Date
13 December 2017
Sagrada Familia in Barcelona. The influx of travelers is not only a threat to fragile landscapes and heritage sites—it also affects residents’ quality of life. Photo: Reutters
Sagrada Familia in Barcelona. The influx of travelers is not only a threat to fragile landscapes and heritage sites—it also affects residents’ quality of life. Photo: Reutters

Too much of a good thing?

A dramatic surge in the number of foreign visitors, especially during the summer months, has prompted Spanish destinations to find new ways to encourage year-round tourism and promote lesser-known destinations.

Just as Uber and BlaBlaCar have sparked a war with Spanish taxi drivers, hoteliers blame the sharing economy—i.e. the surge in private apartment rentals—for the hordes of travelers flooding many tourist destinations. Some platforms, such as Booking.com, have pulled offers of illegal accommodations from their sites while others, such as Airbnb, maintain that they are “part of the solution to mass tourism created by large hotel chains.” Jose Luis Zorera, executive vice president of the Exceltur alliance for touristic excellence, insists that if only apartments that meet legal requirements were rented out, the problem would be reduced by half.

What no one disagrees on is the remarkable surge in tourists: Spain expects to welcome some 80 million visitors this year—30 million more than it did just six years ago. That was when travelers began choosing Spain instead of Arab countries due to emerging conflicts. A spokesperson for Barceló Hotels noted that the trend could suddenly reverse: “Who says that this won’t change in the wake of the Barcelona attacks?”

For now though, this influx is creating headaches for the industry. Octavi Bono, director-general of Turismo de Cataluña, prefers to talk about congestion rather than overcrowding, pointing out that it varies from one area to the next. Catalonia, for example, receives 2.4 tourists per resident—not bad when compared with Austria (3.22) or Croatia (3.28). What those figures don’t show is that 47 percent of tourist activity in Spain is concentrated in the months between June and September. In Bono’s opinion, “It’s about managing tourist activity, not reducing it, because there are many areas that are not yet fully developed.”
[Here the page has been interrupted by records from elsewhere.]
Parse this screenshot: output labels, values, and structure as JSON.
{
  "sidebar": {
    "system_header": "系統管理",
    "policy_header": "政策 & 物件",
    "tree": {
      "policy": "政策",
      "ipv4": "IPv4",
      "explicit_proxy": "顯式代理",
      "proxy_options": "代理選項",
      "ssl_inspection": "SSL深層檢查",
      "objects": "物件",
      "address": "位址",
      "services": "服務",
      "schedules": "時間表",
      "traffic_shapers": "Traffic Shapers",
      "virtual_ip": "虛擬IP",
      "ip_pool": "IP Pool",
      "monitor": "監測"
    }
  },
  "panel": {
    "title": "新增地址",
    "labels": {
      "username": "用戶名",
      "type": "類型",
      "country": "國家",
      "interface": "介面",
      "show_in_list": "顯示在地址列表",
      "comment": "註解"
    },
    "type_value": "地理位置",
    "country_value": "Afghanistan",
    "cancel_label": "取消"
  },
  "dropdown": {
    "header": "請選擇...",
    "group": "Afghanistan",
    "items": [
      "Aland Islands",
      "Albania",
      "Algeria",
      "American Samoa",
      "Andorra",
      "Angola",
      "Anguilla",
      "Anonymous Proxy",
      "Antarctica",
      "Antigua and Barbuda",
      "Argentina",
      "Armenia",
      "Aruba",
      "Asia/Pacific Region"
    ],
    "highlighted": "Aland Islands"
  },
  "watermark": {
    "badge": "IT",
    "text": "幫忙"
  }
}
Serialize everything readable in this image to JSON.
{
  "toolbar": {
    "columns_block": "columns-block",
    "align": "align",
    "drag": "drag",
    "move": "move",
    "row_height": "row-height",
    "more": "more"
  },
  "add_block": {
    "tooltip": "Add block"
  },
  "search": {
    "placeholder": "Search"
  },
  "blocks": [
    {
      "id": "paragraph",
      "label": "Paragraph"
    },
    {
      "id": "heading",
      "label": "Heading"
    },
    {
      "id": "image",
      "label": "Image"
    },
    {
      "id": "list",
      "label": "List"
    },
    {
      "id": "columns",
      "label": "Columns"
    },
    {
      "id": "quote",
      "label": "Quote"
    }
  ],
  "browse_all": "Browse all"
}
There are in fact places where the tourists-to-resident ratios are sustainable, such as Las Palmas de Gran Canaria, which annually receives 400,000 visitors (a number equal to the island’s population). Pedro Quevedo, the island’s Counselor of Tourism, said tourism has developed without incident in Las Palmas.

In some overcrowded destinations, the tourism industry is rethinking its approach. Meliá Hotels International, for example, has worked with local authorities in Magaluf, Majorca, to offer amenities that will attract a more discerning clientele. In the majority of the Spanish regions, the tendency in recent years has been to promote themed excursions as well as sporting, cultural and gastronomic activities in order to shift tourism to other areas and encourage greater activity during the non-summer months. The Community of Valencia has notably introduced 14 strategies to develop tourist attractions centered around heritage, culture and gastronomy. These options also tend to attract visitors with greater purchasing power.

Some popular Spanish sites have been controlling the flow of visitors since well before this latest influx, and others could emulate their example. The famous Alhambra in Granada and the magnificent Hayedo Montejo beech grove near Madrid require visitors to book in advance. And the Altamira caves in Santander created a replica in order to avoid damage to the prehistoric cave paintings that might be caused by the carbon dioxide exhaled by visitors. There are also coves in Menorca and Ibiza that restrict car access; instead they offer park-and-ride lots with public transportation to beaches, helping ensure their sustainability.

But the influx of travelers is not only a threat to fragile landscapes and heritage sites—it also affects residents’ quality of life. According to Zorerea, more than 350,000 apartments have become available for tourist rental during the past six years. “The growth and chaos of these new accommodations has become a breeding ground for ‘tourist phobia,’” he said. This is especially a problem for residents of destinations in the Balearic Islands and Catalonia, with other cities—Valencia, Madrid, Malaga— “likely to find themselves in the same predicament soon.”

One reason is that the boom in tourist apartments has reduced the supply of rental properties, causing a spike in rental rates for locals looking for housing. Prices have shot up 20 percent in Las Palmas de Gran Canaria, San Sebastian and Barcelona. The resulting gentrification along with the strain on public services and traffic jams are giving public officials pause, with some taking new measures to curb demand and restrict the range of goods and services put in place to attract tourists.

One initiative that has received considerable attention is the “Sustainable Tourism Tax” that went into effect in July 2016 in the Balearic Islands, which welcome 15 million tourists annually (their population is 1.2 million). The tax varies according to destination, accommodation type, dates and duration of stay, the objective being to encourage a more even flow of visitors throughout the year. Expected to raise €64 million this year, it is still too early to assess its effectiveness—or to know how many other areas may follow suit.

– Contact us at [email protected]

JC/RA

A journalist of Cinco Días

EJI Weekly Newsletter

Please click here to unsubscribe